Norway, which has suspended the use of AstraZeneca's Covid vaccine until further notice, will send 216,000 doses to Sweden and Iceland at their request, the Norwegian health ministry said Thursday.

Norway to send 200,000 AstraZeneca doses to Sweden and Iceland
Empty vials of the AstraZeneca vaccine. (Photo by GABRIEL BOUYS / AFP)

“I’m happy that the vaccines we have in stock can be put to use even if the AstraZeneca vaccine has been paused in Norway,” Health Minister Bent Høie said in a statement.

The 216,000 doses, which are currently stored in Norwegian fridges, have to be used before their expiry dates in June and July.

Sweden will receive 200,000 shots and Iceland 16,000 under the expectation they will return the favour at some point. 

“If we do resume the use of the AstraZeneca vaccine, we will get the doses back as soon as we ask,” Høie said.

Like neighbouring Denmark, Norway suspended the use of the AstraZeneca jab on March 11 in order to examine rare but potentially severe side effects, including blood clots.

Among the 134,000 AstraZeneca shots administered in Norway before the suspension, five cases of severe thrombosis, including three fatal ones, had been registered among relatively young people in otherwise good health. One other person died of a brain haemorrhage.

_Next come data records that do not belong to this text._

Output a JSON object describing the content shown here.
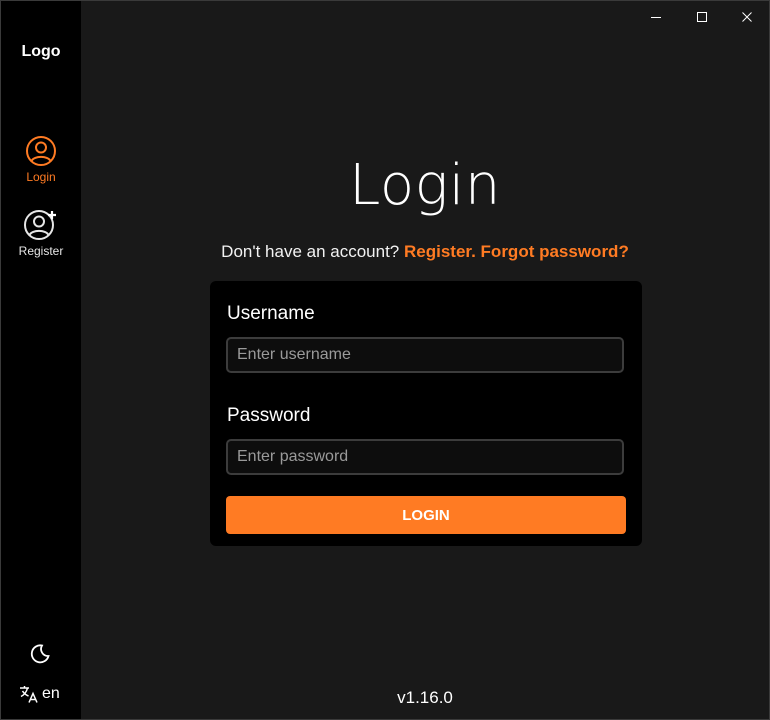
{
  "sidebar": {
    "logo": "Logo",
    "items": [
      {
        "label": "Login",
        "icon": "user-circle-icon",
        "active": true
      },
      {
        "label": "Register",
        "icon": "user-add-icon",
        "active": false
      }
    ],
    "theme_icon": "moon-icon",
    "language": {
      "icon": "translate-icon",
      "code": "en"
    }
  },
  "window_controls": {
    "minimize": "minimize-icon",
    "maximize": "maximize-icon",
    "close": "close-icon"
  },
  "main": {
    "title": "Login",
    "prompt": "Don't have an account?",
    "register_link": "Register.",
    "forgot_link": "Forgot password?",
    "form": {
      "username_label": "Username",
      "username_placeholder": "Enter username",
      "username_value": "",
      "password_label": "Password",
      "password_placeholder": "Enter password",
      "password_value": "",
      "submit_label": "LOGIN"
    },
    "version": "v1.16.0"
  },
  "colors": {
    "accent": "#ff7b23",
    "background": "#191919",
    "sidebar": "#000000",
    "card": "#000000"
  }
}
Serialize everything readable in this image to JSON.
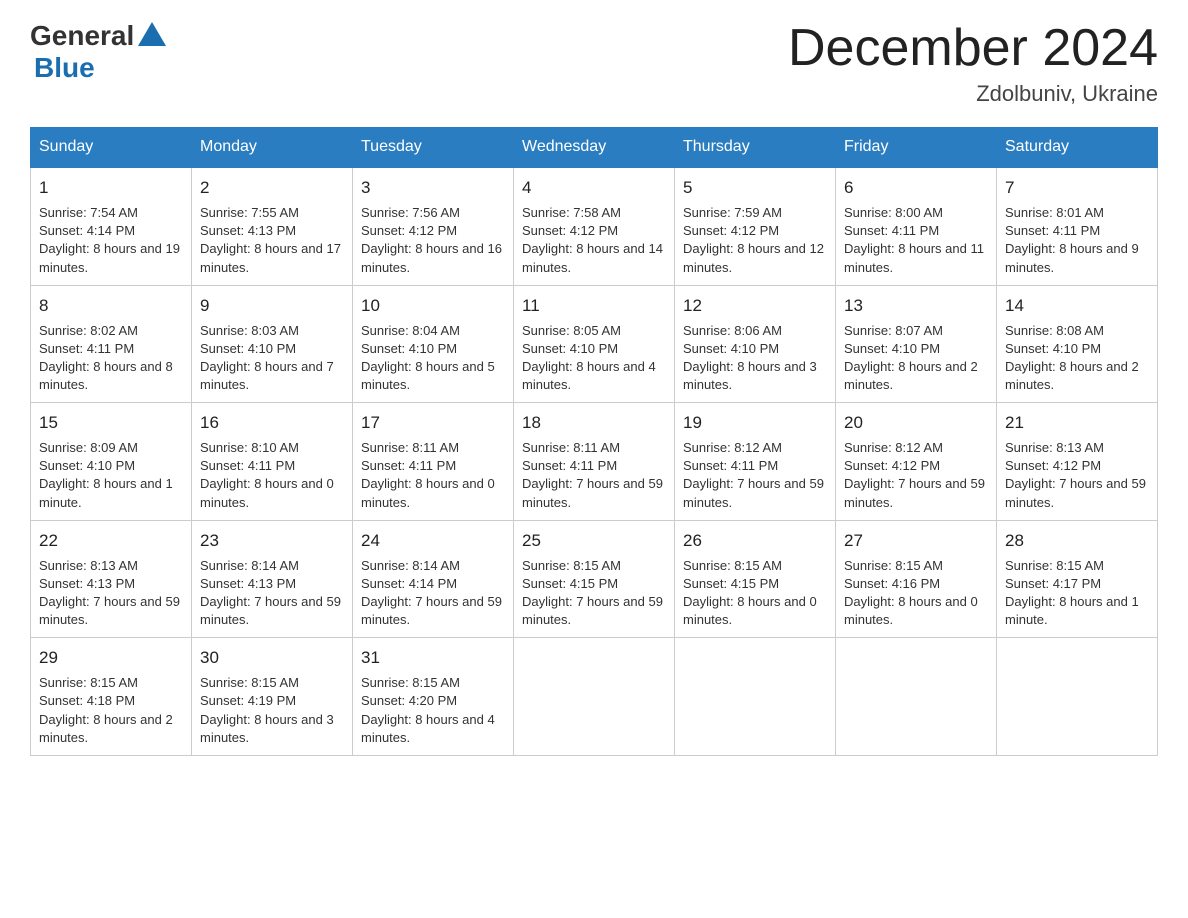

On April 15, Norway’s government ignored a recommendation from the Institute of Public Health to drop the AstraZeneca jab for good, saying it wanted more time to decide.

READ MORE: Norway delays final decision on withdrawal of AstraZeneca vaccine 

The government has therefore set up a committee of Norwegian and international experts tasked with studying all of the risks linked to the AstraZeneca and Johnson & Johnson vaccines, which is also suspected of causing blood clots.

Both are both based on adenovirus vector technology. Denmark is the only European country to have dropped the AstraZeneca
vaccine from its vaccination campaign, and said on Tuesday it would “lend” 55,000 doses to the neighbouring German state of Schleswig-Holstein.